Many people are not in a similar situation. I don’t have a major comment on the recent British vote aside from the fact that in a democracy with one person (adult) one vote the outcomes are not always going to be congenial to elites. I’d rather not be reductive, but, if people in large numbers are behaving in a manner that you perceive to be nihilistic, it may have something to do with your lack of comprehension about their values or prospects. The elites over the past ten years do seem to be engaging in a full throttle game of economic (neoliberal and pro-corporate) and cultural capture of the nation-state. This has triggered populism of the Left and Right. In popular democracies that means that the elites can sometimes lose, because non-elites believe they have nothing to lose.
Obviously I have not been able to sit down and write a long treatment of Iosif Lazaridis’ magisterial The genetic structure of the world’s first farmers. Greg Cochran has some comment, while the comment threads of Eurogenes are often informative. I would recommend that you read the supplementary document first. It’s basically a small book.

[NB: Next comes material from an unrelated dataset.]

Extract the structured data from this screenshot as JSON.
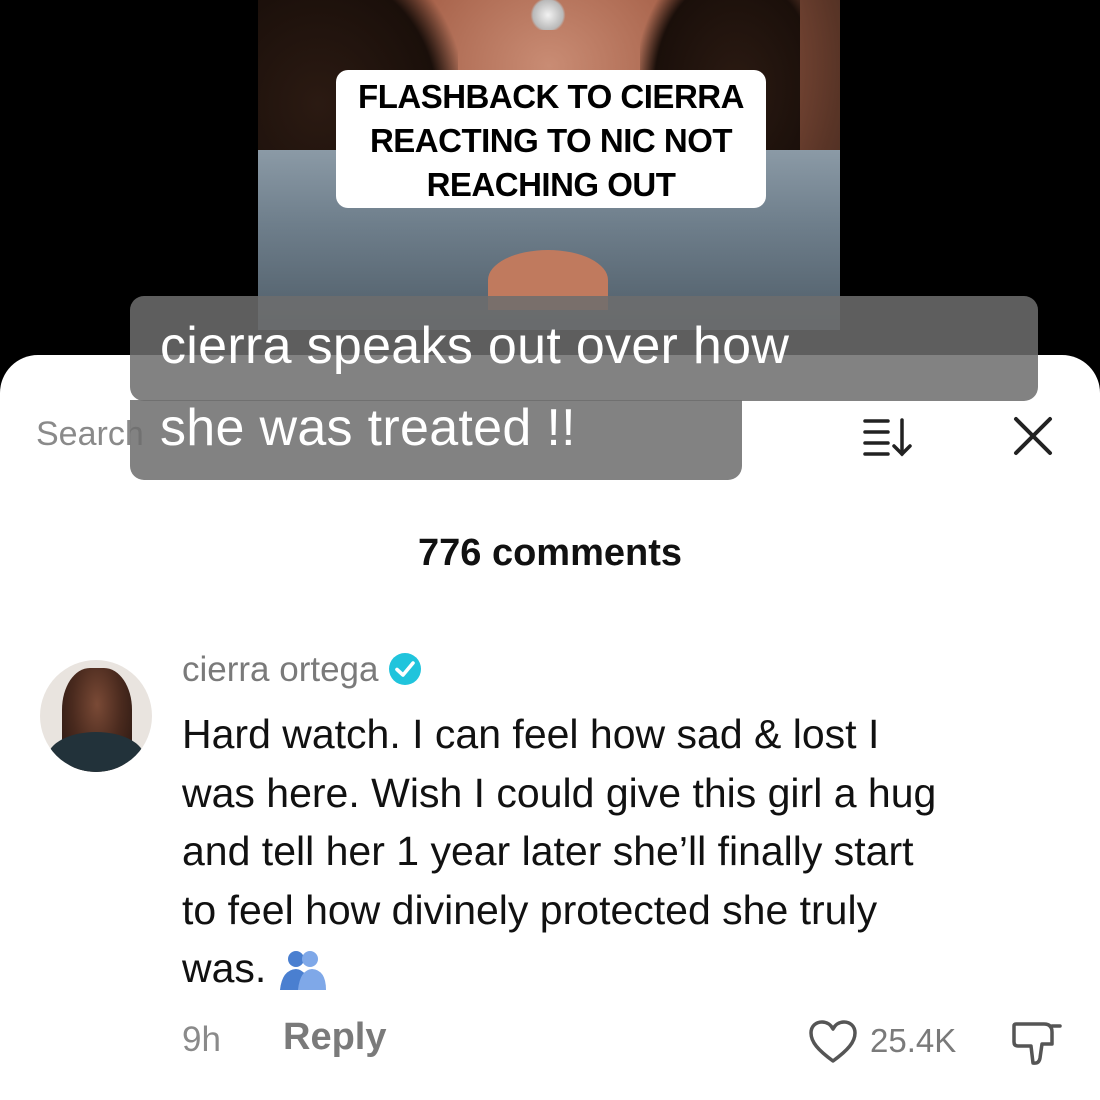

A few quick comments though. David Reich has stated that all of the world’s major populations are the products of relatively recent admixtures (i.e., the last 10,000 years after the Ice Age). In Lazaridis’ et al. the authors suggest that West Eurasian populations can be thought of as a mix of four root populations which flourished ~10,000 years ago. But I’d like to add that two of the four, the farmer populations, are themselves admixtures between two very distinct streams. A step backward and you have three root populations: Basal Eurasians, Ancient North Eurasians, and a variegated “West Hunter-Gatherer” set of groups. We have ancient genomes for the last two groups in a relatively unadmixed form, but not the first.
Also, 2007 PNAS paper Genetic evidence for a second domestication of barley (Hordeum vulgare) east of the Fertile Crescent: “We use differences in haplotype frequency among geographic regions at multiple loci to infer at least two domestications of barley; one within the Fertile Crescent and a second 1,500–3,000 km farther east. The Fertile Crescent domestication contributed the majority of diversity in European and American cultivars, whereas the second domestication contributed most of the diversity in barley from Central Asia to the Far East.” (via Jeff Ross-Ibarra)
One of the things that ancient genomes have taught us is that the past was subject to heroic tumult. Demographic shifts were not like the diffusion of heat through space, but a phase transition. At some point I want to go back to the most ancient oral and textual memories of Holocene man. In particular, the Rig Veda seems likely to have fragments of a world that made us. Any suggestions for good translations? (I have the Griffith one).
Comments have been pretty good recently by the way. Keep it up.
What else is going on?